Zheng Yi certainly knew how to pick ‘em.
Unfortunately, Zheng Yi was killed in 1807 after a misunderstanding with a typhoon. Unfortunate for him, but extremely fortunate for Zheng Yi Sao. Refusing to step aside like a good, diligent widow, Zheng Yi Sao took charge of the Red Flag Fleet, convinced her late husband’s First Mate to support her and swiftly set about making herself the most respected and/or feared individual in all the East.

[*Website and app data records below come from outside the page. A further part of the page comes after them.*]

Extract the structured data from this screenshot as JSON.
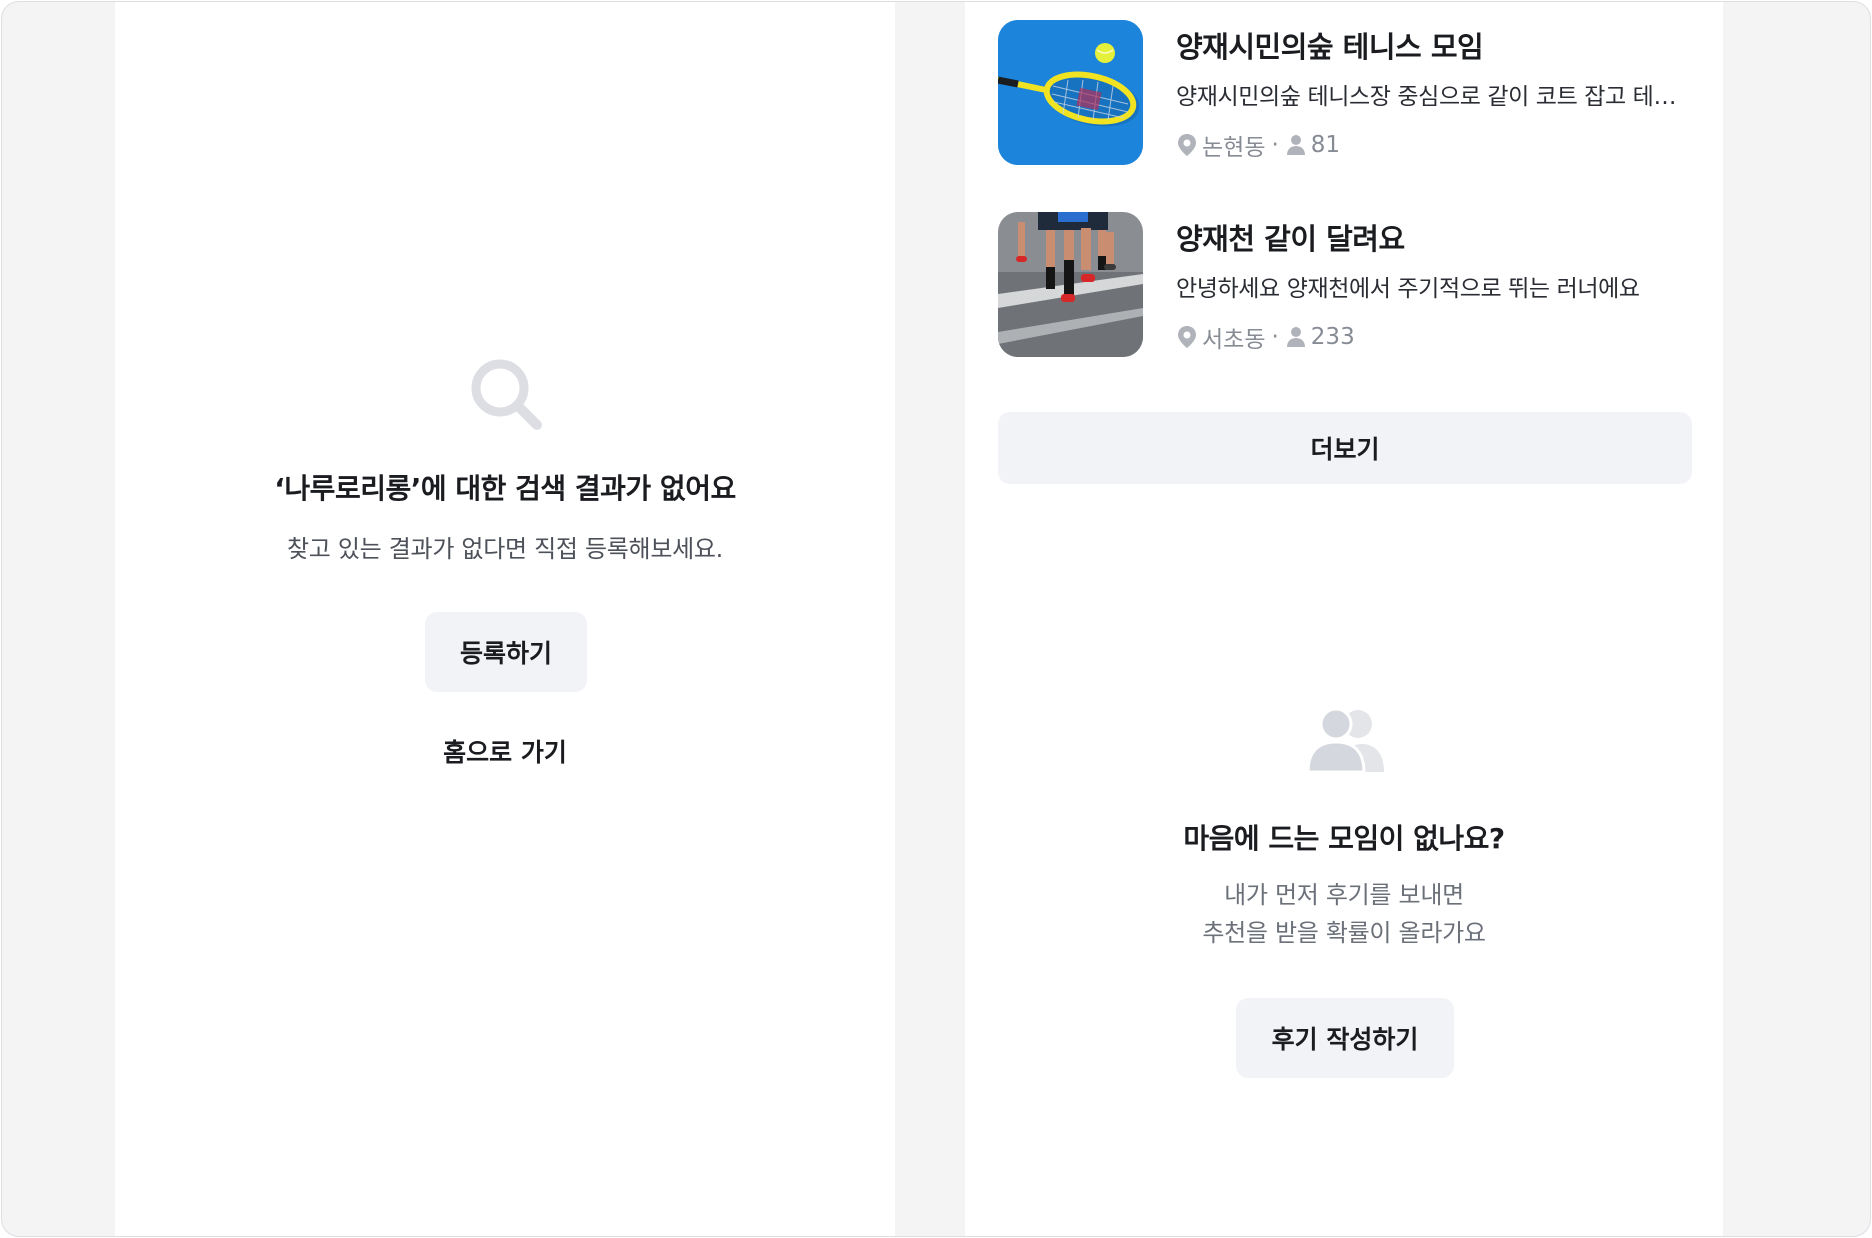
{
  "search_empty": {
    "icon": "search-icon",
    "title": "‘나루로리롱’에 대한 검색 결과가 없어요",
    "subtitle": "찾고 있는 결과가 없다면 직접 등록해보세요.",
    "register_label": "등록하기",
    "home_label": "홈으로 가기"
  },
  "groups": [
    {
      "name": "양재시민의숲 테니스 모임",
      "description": "양재시민의숲 테니스장 중심으로 같이 코트 잡고 테니스 쳐요",
      "location": "논현동",
      "members": "81",
      "thumbnail": "tennis-racket-image"
    },
    {
      "name": "양재천 같이 달려요",
      "description": "안녕하세요 양재천에서 주기적으로 뛰는 러너에요",
      "location": "서초동",
      "members": "233",
      "thumbnail": "runners-image"
    }
  ],
  "more_label": "더보기",
  "review_cta": {
    "icon": "people-icon",
    "title": "마음에 드는 모임이 없나요?",
    "line1": "내가 먼저 후기를 보내면",
    "line2": "추천을 받을 확률이 올라가요",
    "button_label": "후기 작성하기"
  },
  "colors": {
    "background": "#f4f4f5",
    "button_bg": "#f2f3f6",
    "muted_text": "#868b94",
    "icon_gray": "#dcdee3",
    "tennis_blue": "#1a7fd4",
    "racket_yellow": "#f2e322"
  }
}
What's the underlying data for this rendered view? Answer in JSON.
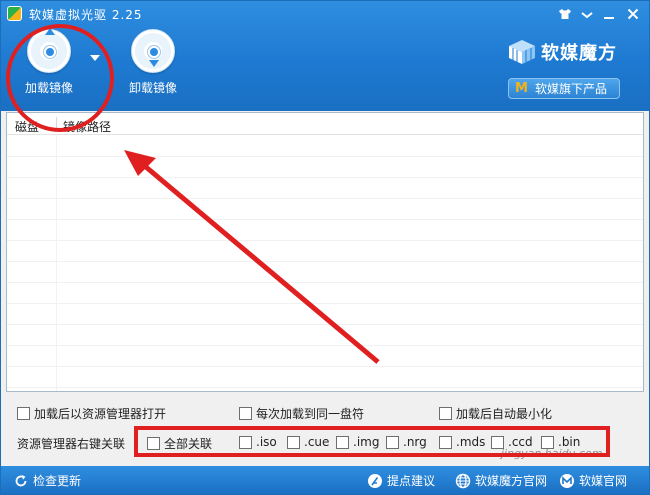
{
  "window": {
    "title": "软媒虚拟光驱 2.25"
  },
  "toolbar": {
    "load_label": "加载镜像",
    "unload_label": "卸载镜像"
  },
  "brand": {
    "name": "软媒魔方",
    "products_label": "软媒旗下产品",
    "m_letter": "M"
  },
  "list": {
    "columns": [
      "磁盘",
      "镜像路径"
    ],
    "rows": []
  },
  "options": {
    "open_explorer": "加载后以资源管理器打开",
    "same_drive": "每次加载到同一盘符",
    "auto_minimize": "加载后自动最小化"
  },
  "association": {
    "label": "资源管理器右键关联",
    "all": "全部关联",
    "types": [
      ".iso",
      ".cue",
      ".img",
      ".nrg",
      ".mds",
      ".ccd",
      ".bin"
    ]
  },
  "statusbar": {
    "update": "检查更新",
    "feedback": "提点建议",
    "rubik_site": "软媒魔方官网",
    "official_site": "软媒官网"
  },
  "watermark": "jingyan.baidu.com",
  "colors": {
    "accent": "#1e7ad1",
    "annotation": "#e02020"
  }
}
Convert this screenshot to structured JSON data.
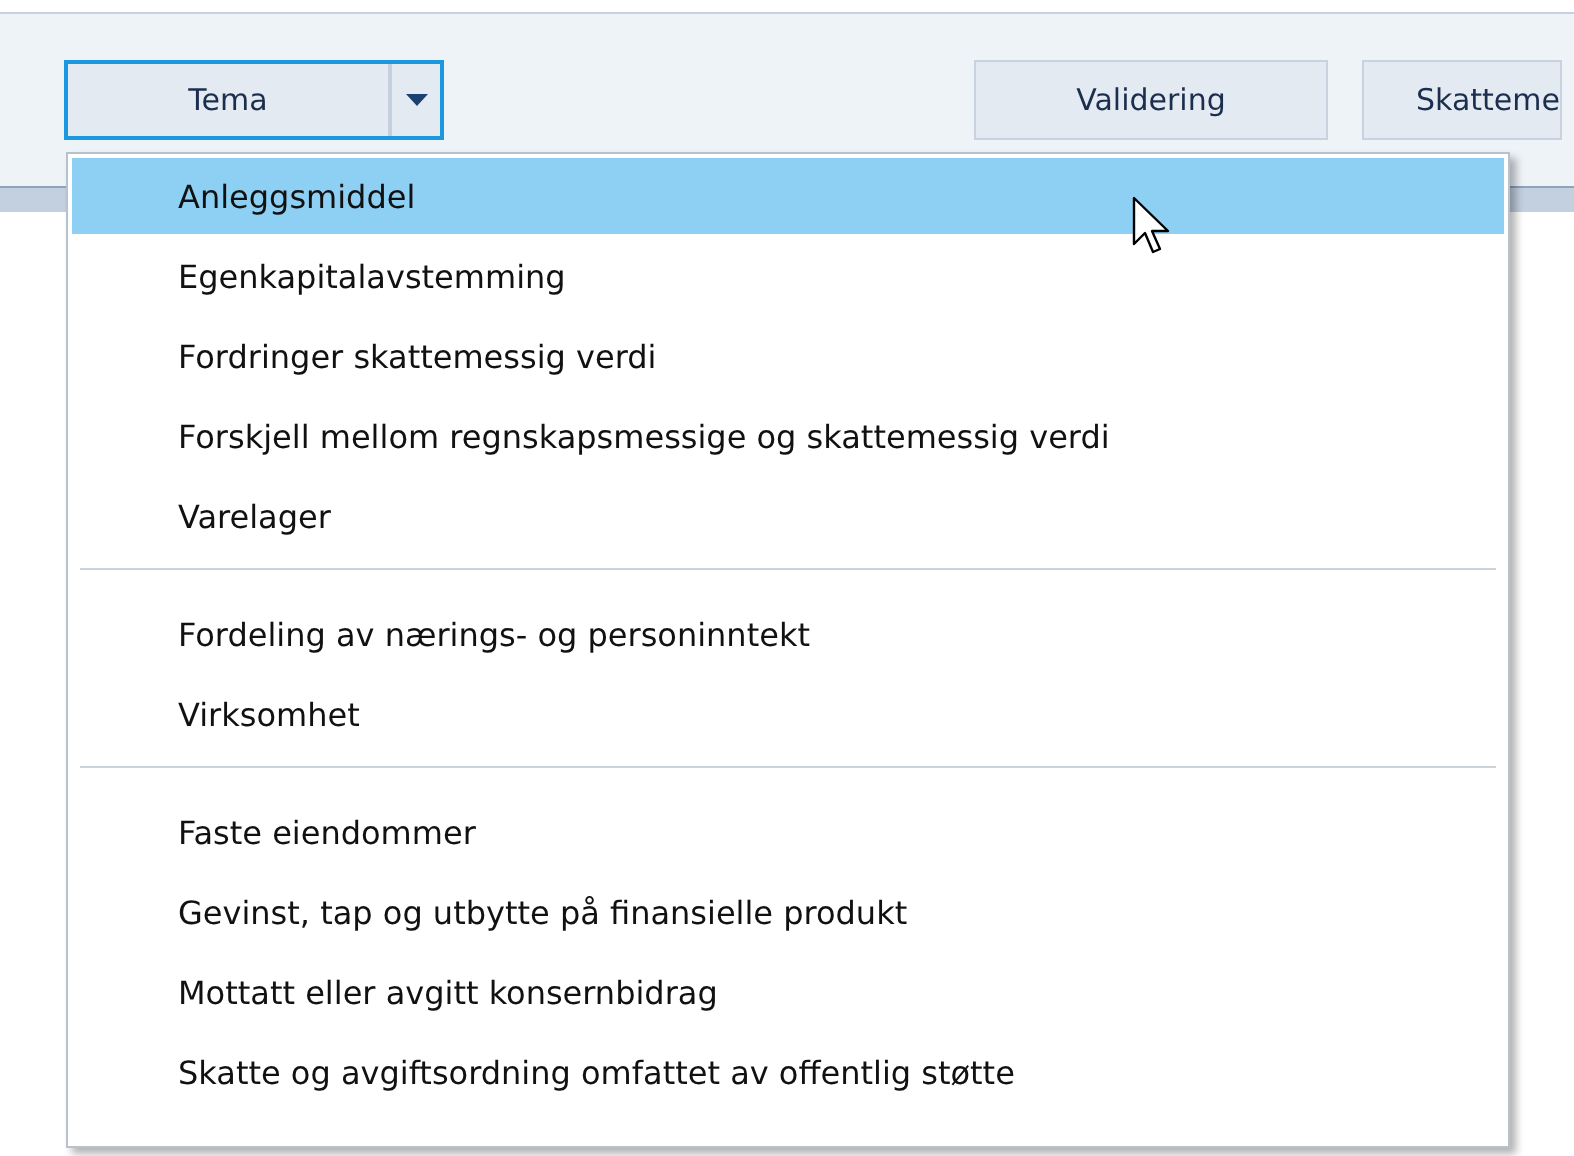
{
  "toolbar": {
    "split_button": {
      "label": "Tema",
      "focused": true
    },
    "buttons": [
      "Validering",
      "Skatteme"
    ]
  },
  "menu": {
    "groups": [
      {
        "items": [
          {
            "label": "Anleggsmiddel",
            "selected": true
          },
          {
            "label": "Egenkapitalavstemming",
            "selected": false
          },
          {
            "label": "Fordringer skattemessig verdi",
            "selected": false
          },
          {
            "label": "Forskjell mellom regnskapsmessige og skattemessig verdi",
            "selected": false
          },
          {
            "label": "Varelager",
            "selected": false
          }
        ]
      },
      {
        "items": [
          {
            "label": "Fordeling av nærings- og personinntekt",
            "selected": false
          },
          {
            "label": "Virksomhet",
            "selected": false
          }
        ]
      },
      {
        "items": [
          {
            "label": "Faste eiendommer",
            "selected": false
          },
          {
            "label": "Gevinst, tap og utbytte på finansielle produkt",
            "selected": false
          },
          {
            "label": "Mottatt eller avgitt konsernbidrag",
            "selected": false
          },
          {
            "label": "Skatte og avgiftsordning omfattet av offentlig støtte",
            "selected": false
          }
        ]
      }
    ]
  }
}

If films/books/video games have taught us anything, it’s that pirates were a rowdy bunch at the best of times, and their attitudes towards women were…less than progressive. Zheng Yi Sao, of course, was having none of that and quickly established a new pirate code to keep her peg-legged men in line. Anyone who looted a town that had already paid tribute had their head cut off and was dumped in the ocean. Anyone caught, or even suspected, of stealing from the treasury had their head cut off and was dumped in the ocean. Anyone who raped a female prisoner had their head cut off and was dumped in the ocean (there’s a pattern there somewhere).
Needless to say, Zheng Yi Sao was not messing around. Not all her laws were quite so decapitation-happy, though. Ugly female prisoners were to be set free, and when a crewmember purchased one of the prettier captives, he had no choice but to marry her.
But if he was unfaithful…head cut off, dumped in the ocean.
After just one year leading her pirate hegemony, Zheng Yi Sao had formed one of the largest navies on the planet, with some 17,000 men under her command. Extorted tributes from merchants across the Chinese seas and from the coastal towns between Macau and Canton swelled her treasury to staggering levels, and her power was so great that she became the de facto government of the region. No longer was she merely a pirate; she was an entire political entity.
Wow. And in Pirates of the Carribean, what do we have? Oh yes, Keira Knightely’s white womanhood is threatened with rape by the evil!Oriental pirate, who’s subsequently killed off so that the white woman who could put on some ridiculous Orientalist garb and take over the fleet. Yea, not gross at all *sarcasm*